Stored items from a collection:
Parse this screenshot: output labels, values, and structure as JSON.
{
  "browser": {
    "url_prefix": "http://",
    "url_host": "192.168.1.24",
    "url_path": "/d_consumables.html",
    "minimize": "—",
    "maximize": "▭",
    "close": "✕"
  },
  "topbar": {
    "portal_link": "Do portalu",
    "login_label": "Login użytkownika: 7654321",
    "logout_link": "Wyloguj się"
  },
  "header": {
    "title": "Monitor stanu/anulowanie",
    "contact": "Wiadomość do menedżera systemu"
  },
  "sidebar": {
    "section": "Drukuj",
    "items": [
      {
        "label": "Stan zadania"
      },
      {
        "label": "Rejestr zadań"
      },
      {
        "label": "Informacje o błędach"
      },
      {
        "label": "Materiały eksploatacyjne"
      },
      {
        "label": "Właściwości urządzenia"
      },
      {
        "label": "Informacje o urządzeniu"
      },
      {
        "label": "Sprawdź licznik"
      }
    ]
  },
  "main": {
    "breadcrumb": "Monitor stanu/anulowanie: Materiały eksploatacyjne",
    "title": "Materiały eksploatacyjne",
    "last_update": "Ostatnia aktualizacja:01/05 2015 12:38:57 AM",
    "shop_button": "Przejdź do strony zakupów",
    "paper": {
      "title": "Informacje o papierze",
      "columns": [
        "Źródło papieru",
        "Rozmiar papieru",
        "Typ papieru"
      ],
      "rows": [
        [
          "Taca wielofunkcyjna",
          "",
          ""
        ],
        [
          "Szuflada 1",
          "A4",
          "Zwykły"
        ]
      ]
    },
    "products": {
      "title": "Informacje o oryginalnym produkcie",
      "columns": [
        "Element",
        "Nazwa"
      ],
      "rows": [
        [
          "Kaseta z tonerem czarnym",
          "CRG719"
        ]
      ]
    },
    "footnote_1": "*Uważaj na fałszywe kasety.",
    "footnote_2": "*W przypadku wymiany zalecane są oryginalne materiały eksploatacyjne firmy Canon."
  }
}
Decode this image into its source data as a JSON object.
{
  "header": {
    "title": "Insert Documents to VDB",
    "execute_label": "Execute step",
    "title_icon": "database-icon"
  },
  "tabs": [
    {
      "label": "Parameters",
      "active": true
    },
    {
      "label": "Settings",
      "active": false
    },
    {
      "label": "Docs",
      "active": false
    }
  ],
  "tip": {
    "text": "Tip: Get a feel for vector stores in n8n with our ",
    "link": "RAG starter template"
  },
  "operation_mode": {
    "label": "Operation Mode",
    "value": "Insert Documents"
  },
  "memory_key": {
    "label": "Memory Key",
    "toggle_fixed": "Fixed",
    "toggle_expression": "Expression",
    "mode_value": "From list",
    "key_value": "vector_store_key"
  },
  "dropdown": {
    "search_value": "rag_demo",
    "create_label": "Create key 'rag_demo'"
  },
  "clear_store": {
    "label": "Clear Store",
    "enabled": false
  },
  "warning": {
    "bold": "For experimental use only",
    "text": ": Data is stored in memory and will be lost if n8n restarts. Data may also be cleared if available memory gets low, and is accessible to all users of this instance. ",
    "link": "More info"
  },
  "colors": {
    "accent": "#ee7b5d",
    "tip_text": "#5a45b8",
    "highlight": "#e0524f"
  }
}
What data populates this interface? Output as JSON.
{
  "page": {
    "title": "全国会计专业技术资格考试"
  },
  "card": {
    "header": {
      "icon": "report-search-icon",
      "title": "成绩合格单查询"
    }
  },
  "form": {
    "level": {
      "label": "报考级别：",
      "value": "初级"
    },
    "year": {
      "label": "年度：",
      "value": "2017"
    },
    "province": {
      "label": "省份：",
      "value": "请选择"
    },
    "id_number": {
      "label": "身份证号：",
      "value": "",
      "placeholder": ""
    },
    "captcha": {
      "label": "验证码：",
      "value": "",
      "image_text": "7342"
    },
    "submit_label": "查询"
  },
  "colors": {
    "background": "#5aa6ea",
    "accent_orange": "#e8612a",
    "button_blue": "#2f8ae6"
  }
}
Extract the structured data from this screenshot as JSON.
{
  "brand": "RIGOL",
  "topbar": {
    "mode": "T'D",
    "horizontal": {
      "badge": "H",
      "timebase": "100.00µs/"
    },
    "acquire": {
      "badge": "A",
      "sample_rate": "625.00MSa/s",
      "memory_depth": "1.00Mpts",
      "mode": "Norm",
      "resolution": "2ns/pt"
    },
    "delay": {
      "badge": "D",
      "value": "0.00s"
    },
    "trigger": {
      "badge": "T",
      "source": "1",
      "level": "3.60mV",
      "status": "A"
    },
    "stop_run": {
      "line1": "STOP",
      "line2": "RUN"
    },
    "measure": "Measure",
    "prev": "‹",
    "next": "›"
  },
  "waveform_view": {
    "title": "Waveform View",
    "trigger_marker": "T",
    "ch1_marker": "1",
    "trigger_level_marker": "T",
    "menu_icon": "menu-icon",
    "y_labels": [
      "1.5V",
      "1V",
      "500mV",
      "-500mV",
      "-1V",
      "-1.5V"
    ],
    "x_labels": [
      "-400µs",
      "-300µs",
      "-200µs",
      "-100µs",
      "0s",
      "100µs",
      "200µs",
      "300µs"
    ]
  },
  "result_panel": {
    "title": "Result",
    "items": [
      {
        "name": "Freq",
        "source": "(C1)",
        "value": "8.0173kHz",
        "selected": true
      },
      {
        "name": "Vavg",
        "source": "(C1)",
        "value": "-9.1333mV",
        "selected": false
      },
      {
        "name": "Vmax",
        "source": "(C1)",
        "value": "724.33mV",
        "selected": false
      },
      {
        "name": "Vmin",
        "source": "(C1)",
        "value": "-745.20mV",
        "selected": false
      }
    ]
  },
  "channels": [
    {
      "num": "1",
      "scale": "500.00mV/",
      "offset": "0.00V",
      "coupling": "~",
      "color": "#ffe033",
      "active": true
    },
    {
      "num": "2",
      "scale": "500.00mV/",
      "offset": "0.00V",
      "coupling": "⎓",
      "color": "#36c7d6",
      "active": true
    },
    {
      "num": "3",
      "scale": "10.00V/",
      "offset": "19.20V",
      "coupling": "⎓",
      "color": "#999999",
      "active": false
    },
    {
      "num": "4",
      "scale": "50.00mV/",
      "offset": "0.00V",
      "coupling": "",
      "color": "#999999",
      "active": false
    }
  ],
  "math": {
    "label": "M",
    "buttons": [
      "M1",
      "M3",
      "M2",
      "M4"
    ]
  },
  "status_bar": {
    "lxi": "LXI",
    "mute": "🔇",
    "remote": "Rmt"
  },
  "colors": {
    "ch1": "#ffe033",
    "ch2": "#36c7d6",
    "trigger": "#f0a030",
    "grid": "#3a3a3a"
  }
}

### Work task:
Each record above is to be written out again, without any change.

### Exercise answer:
Parse this screenshot: output labels, values, and structure as JSON.
{
  "browser": {
    "url_prefix": "http://",
    "url_host": "192.168.1.24",
    "url_path": "/d_consumables.html",
    "minimize": "—",
    "maximize": "▭",
    "close": "✕"
  },
  "topbar": {
    "portal_link": "Do portalu",
    "login_label": "Login użytkownika: 7654321",
    "logout_link": "Wyloguj się"
  },
  "header": {
    "title": "Monitor stanu/anulowanie",
    "contact": "Wiadomość do menedżera systemu"
  },
  "sidebar": {
    "section": "Drukuj",
    "items": [
      {
        "label": "Stan zadania"
      },
      {
        "label": "Rejestr zadań"
      },
      {
        "label": "Informacje o błędach"
      },
      {
        "label": "Materiały eksploatacyjne"
      },
      {
        "label": "Właściwości urządzenia"
      },
      {
        "label": "Informacje o urządzeniu"
      },
      {
        "label": "Sprawdź licznik"
      }
    ]
  },
  "main": {
    "breadcrumb": "Monitor stanu/anulowanie: Materiały eksploatacyjne",
    "title": "Materiały eksploatacyjne",
    "last_update": "Ostatnia aktualizacja:01/05 2015 12:38:57 AM",
    "shop_button": "Przejdź do strony zakupów",
    "paper": {
      "title": "Informacje o papierze",
      "columns": [
        "Źródło papieru",
        "Rozmiar papieru",
        "Typ papieru"
      ],
      "rows": [
        [
          "Taca wielofunkcyjna",
          "",
          ""
        ],
        [
          "Szuflada 1",
          "A4",
          "Zwykły"
        ]
      ]
    },
    "products": {
      "title": "Informacje o oryginalnym produkcie",
      "columns": [
        "Element",
        "Nazwa"
      ],
      "rows": [
        [
          "Kaseta z tonerem czarnym",
          "CRG719"
        ]
      ]
    },
    "footnote_1": "*Uważaj na fałszywe kasety.",
    "footnote_2": "*W przypadku wymiany zalecane są oryginalne materiały eksploatacyjne firmy Canon."
  }
}
Decode this image into its source data as a JSON object.
{
  "header": {
    "title": "Insert Documents to VDB",
    "execute_label": "Execute step",
    "title_icon": "database-icon"
  },
  "tabs": [
    {
      "label": "Parameters",
      "active": true
    },
    {
      "label": "Settings",
      "active": false
    },
    {
      "label": "Docs",
      "active": false
    }
  ],
  "tip": {
    "text": "Tip: Get a feel for vector stores in n8n with our ",
    "link": "RAG starter template"
  },
  "operation_mode": {
    "label": "Operation Mode",
    "value": "Insert Documents"
  },
  "memory_key": {
    "label": "Memory Key",
    "toggle_fixed": "Fixed",
    "toggle_expression": "Expression",
    "mode_value": "From list",
    "key_value": "vector_store_key"
  },
  "dropdown": {
    "search_value": "rag_demo",
    "create_label": "Create key 'rag_demo'"
  },
  "clear_store": {
    "label": "Clear Store",
    "enabled": false
  },
  "warning": {
    "bold": "For experimental use only",
    "text": ": Data is stored in memory and will be lost if n8n restarts. Data may also be cleared if available memory gets low, and is accessible to all users of this instance. ",
    "link": "More info"
  },
  "colors": {
    "accent": "#ee7b5d",
    "tip_text": "#5a45b8",
    "highlight": "#e0524f"
  }
}
What data populates this interface? Output as JSON.
{
  "page": {
    "title": "全国会计专业技术资格考试"
  },
  "card": {
    "header": {
      "icon": "report-search-icon",
      "title": "成绩合格单查询"
    }
  },
  "form": {
    "level": {
      "label": "报考级别：",
      "value": "初级"
    },
    "year": {
      "label": "年度：",
      "value": "2017"
    },
    "province": {
      "label": "省份：",
      "value": "请选择"
    },
    "id_number": {
      "label": "身份证号：",
      "value": "",
      "placeholder": ""
    },
    "captcha": {
      "label": "验证码：",
      "value": "",
      "image_text": "7342"
    },
    "submit_label": "查询"
  },
  "colors": {
    "background": "#5aa6ea",
    "accent_orange": "#e8612a",
    "button_blue": "#2f8ae6"
  }
}
Extract the structured data from this screenshot as JSON.
{
  "brand": "RIGOL",
  "topbar": {
    "mode": "T'D",
    "horizontal": {
      "badge": "H",
      "timebase": "100.00µs/"
    },
    "acquire": {
      "badge": "A",
      "sample_rate": "625.00MSa/s",
      "memory_depth": "1.00Mpts",
      "mode": "Norm",
      "resolution": "2ns/pt"
    },
    "delay": {
      "badge": "D",
      "value": "0.00s"
    },
    "trigger": {
      "badge": "T",
      "source": "1",
      "level": "3.60mV",
      "status": "A"
    },
    "stop_run": {
      "line1": "STOP",
      "line2": "RUN"
    },
    "measure": "Measure",
    "prev": "‹",
    "next": "›"
  },
  "waveform_view": {
    "title": "Waveform View",
    "trigger_marker": "T",
    "ch1_marker": "1",
    "trigger_level_marker": "T",
    "menu_icon": "menu-icon",
    "y_labels": [
      "1.5V",
      "1V",
      "500mV",
      "-500mV",
      "-1V",
      "-1.5V"
    ],
    "x_labels": [
      "-400µs",
      "-300µs",
      "-200µs",
      "-100µs",
      "0s",
      "100µs",
      "200µs",
      "300µs"
    ]
  },
  "result_panel": {
    "title": "Result",
    "items": [
      {
        "name": "Freq",
        "source": "(C1)",
        "value": "8.0173kHz",
        "selected": true
      },
      {
        "name": "Vavg",
        "source": "(C1)",
        "value": "-9.1333mV",
        "selected": false
      },
      {
        "name": "Vmax",
        "source": "(C1)",
        "value": "724.33mV",
        "selected": false
      },
      {
        "name": "Vmin",
        "source": "(C1)",
        "value": "-745.20mV",
        "selected": false
      }
    ]
  },
  "channels": [
    {
      "num": "1",
      "scale": "500.00mV/",
      "offset": "0.00V",
      "coupling": "~",
      "color": "#ffe033",
      "active": true
    },
    {
      "num": "2",
      "scale": "500.00mV/",
      "offset": "0.00V",
      "coupling": "⎓",
      "color": "#36c7d6",
      "active": true
    },
    {
      "num": "3",
      "scale": "10.00V/",
      "offset": "19.20V",
      "coupling": "⎓",
      "color": "#999999",
      "active": false
    },
    {
      "num": "4",
      "scale": "50.00mV/",
      "offset": "0.00V",
      "coupling": "",
      "color": "#999999",
      "active": false
    }
  ],
  "math": {
    "label": "M",
    "buttons": [
      "M1",
      "M3",
      "M2",
      "M4"
    ]
  },
  "status_bar": {
    "lxi": "LXI",
    "mute": "🔇",
    "remote": "Rmt"
  },
  "colors": {
    "ch1": "#ffe033",
    "ch2": "#36c7d6",
    "trigger": "#f0a030",
    "grid": "#3a3a3a"
  }
}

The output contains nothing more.